Exercise details
Would you print the full listing word for word?

Segment Start: Working data

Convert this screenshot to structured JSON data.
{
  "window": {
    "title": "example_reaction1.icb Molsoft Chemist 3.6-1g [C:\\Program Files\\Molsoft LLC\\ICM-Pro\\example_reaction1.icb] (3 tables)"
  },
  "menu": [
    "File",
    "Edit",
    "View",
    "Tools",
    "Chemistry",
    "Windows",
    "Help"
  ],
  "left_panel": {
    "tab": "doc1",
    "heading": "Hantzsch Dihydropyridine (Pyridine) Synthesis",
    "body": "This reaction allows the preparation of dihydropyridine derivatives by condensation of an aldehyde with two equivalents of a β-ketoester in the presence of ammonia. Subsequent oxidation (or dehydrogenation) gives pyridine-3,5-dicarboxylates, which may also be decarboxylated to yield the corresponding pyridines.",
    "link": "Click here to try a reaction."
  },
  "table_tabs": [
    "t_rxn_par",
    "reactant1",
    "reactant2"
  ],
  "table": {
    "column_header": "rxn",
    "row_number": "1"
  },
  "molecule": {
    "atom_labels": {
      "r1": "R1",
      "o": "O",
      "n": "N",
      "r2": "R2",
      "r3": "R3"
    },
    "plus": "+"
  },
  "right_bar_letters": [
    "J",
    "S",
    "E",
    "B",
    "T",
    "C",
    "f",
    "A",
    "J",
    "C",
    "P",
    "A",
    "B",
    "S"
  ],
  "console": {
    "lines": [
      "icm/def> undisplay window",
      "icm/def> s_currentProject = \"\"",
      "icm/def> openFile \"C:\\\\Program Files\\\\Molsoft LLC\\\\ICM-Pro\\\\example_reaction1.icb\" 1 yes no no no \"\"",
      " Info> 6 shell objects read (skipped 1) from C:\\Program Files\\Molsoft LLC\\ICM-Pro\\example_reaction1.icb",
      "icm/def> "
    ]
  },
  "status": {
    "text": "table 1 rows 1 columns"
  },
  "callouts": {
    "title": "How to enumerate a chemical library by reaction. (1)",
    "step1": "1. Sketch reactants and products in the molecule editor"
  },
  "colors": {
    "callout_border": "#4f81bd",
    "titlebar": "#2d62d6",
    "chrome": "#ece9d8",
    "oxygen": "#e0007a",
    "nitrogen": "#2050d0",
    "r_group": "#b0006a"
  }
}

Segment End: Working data

Reply
Convert this screenshot to structured JSON data.
{
  "window": {
    "title": "example_reaction1.icb Molsoft Chemist 3.6-1g [C:\\Program Files\\Molsoft LLC\\ICM-Pro\\example_reaction1.icb] (3 tables)"
  },
  "menu": [
    "File",
    "Edit",
    "View",
    "Tools",
    "Chemistry",
    "Windows",
    "Help"
  ],
  "left_panel": {
    "tab": "doc1",
    "heading": "Hantzsch Dihydropyridine (Pyridine) Synthesis",
    "body": "This reaction allows the preparation of dihydropyridine derivatives by condensation of an aldehyde with two equivalents of a β-ketoester in the presence of ammonia. Subsequent oxidation (or dehydrogenation) gives pyridine-3,5-dicarboxylates, which may also be decarboxylated to yield the corresponding pyridines.",
    "link": "Click here to try a reaction."
  },
  "table_tabs": [
    "t_rxn_par",
    "reactant1",
    "reactant2"
  ],
  "table": {
    "column_header": "rxn",
    "row_number": "1"
  },
  "molecule": {
    "atom_labels": {
      "r1": "R1",
      "o": "O",
      "n": "N",
      "r2": "R2",
      "r3": "R3"
    },
    "plus": "+"
  },
  "right_bar_letters": [
    "J",
    "S",
    "E",
    "B",
    "T",
    "C",
    "f",
    "A",
    "J",
    "C",
    "P",
    "A",
    "B",
    "S"
  ],
  "console": {
    "lines": [
      "icm/def> undisplay window",
      "icm/def> s_currentProject = \"\"",
      "icm/def> openFile \"C:\\\\Program Files\\\\Molsoft LLC\\\\ICM-Pro\\\\example_reaction1.icb\" 1 yes no no no \"\"",
      " Info> 6 shell objects read (skipped 1) from C:\\Program Files\\Molsoft LLC\\ICM-Pro\\example_reaction1.icb",
      "icm/def> "
    ]
  },
  "status": {
    "text": "table 1 rows 1 columns"
  },
  "callouts": {
    "title": "How to enumerate a chemical library by reaction. (1)",
    "step1": "1. Sketch reactants and products in the molecule editor"
  },
  "colors": {
    "callout_border": "#4f81bd",
    "titlebar": "#2d62d6",
    "chrome": "#ece9d8",
    "oxygen": "#e0007a",
    "nitrogen": "#2050d0",
    "r_group": "#b0006a"
  }
}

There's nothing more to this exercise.